** Opening Input block **
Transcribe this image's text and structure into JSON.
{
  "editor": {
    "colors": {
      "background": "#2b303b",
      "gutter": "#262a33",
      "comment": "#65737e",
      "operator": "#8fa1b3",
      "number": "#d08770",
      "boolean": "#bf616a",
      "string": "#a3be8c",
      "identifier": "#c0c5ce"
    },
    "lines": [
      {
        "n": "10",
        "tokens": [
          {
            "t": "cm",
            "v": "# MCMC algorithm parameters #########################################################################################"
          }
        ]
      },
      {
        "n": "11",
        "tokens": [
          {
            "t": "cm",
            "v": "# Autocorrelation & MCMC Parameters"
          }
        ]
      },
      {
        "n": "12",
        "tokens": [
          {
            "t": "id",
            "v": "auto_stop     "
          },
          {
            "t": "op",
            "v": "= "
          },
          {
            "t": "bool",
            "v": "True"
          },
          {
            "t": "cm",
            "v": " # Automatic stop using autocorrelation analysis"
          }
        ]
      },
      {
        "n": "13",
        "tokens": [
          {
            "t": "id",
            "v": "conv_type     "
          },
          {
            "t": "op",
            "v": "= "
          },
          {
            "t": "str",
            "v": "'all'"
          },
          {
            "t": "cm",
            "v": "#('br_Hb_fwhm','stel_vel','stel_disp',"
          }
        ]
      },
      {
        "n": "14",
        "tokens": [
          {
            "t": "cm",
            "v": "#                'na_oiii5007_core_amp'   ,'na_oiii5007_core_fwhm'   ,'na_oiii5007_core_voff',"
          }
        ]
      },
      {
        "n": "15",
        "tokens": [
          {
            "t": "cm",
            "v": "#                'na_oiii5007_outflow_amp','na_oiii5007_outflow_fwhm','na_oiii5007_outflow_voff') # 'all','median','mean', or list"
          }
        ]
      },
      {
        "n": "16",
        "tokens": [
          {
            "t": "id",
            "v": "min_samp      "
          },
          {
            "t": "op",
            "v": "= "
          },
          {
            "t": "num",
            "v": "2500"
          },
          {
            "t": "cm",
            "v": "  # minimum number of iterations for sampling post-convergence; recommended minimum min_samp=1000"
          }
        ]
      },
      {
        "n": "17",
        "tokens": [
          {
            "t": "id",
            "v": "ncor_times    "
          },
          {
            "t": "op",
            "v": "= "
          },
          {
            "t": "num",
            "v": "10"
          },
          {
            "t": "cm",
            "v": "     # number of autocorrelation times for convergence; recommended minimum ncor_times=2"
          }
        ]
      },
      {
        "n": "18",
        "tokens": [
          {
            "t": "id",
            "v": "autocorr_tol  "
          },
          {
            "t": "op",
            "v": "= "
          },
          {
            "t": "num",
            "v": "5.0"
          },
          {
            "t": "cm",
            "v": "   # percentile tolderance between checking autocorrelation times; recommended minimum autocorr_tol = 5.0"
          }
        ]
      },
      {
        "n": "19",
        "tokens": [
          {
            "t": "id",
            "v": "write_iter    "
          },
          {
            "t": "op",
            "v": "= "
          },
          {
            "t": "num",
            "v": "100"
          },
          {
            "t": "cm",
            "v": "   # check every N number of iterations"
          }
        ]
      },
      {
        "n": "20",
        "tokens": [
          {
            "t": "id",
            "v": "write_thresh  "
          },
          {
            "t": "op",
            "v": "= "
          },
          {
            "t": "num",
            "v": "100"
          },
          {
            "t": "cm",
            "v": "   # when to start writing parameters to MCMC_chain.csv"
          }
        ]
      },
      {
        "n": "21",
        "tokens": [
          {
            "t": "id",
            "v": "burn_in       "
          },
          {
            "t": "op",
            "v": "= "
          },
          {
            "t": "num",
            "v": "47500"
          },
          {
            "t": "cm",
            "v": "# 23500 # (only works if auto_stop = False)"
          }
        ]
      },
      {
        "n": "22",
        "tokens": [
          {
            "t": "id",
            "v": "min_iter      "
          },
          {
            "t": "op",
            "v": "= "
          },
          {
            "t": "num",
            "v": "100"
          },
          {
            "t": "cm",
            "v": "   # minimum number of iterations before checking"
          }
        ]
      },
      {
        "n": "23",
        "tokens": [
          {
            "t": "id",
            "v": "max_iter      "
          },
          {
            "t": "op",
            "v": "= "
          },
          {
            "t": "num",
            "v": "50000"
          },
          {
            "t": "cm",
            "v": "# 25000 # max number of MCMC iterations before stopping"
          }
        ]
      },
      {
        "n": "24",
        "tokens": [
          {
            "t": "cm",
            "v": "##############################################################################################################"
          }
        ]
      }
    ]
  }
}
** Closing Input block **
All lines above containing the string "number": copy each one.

- **Exercise output**
      "number": "#d08770",
            "v": "  # minimum number of iterations for sampling post-convergence; recommended minimum min_samp=1000"
            "v": "     # number of autocorrelation times for convergence; recommended minimum ncor_times=2"
            "v": "   # check every N number of iterations"
            "v": "   # minimum number of iterations before checking"
            "v": "# 25000 # max number of MCMC iterations before stopping"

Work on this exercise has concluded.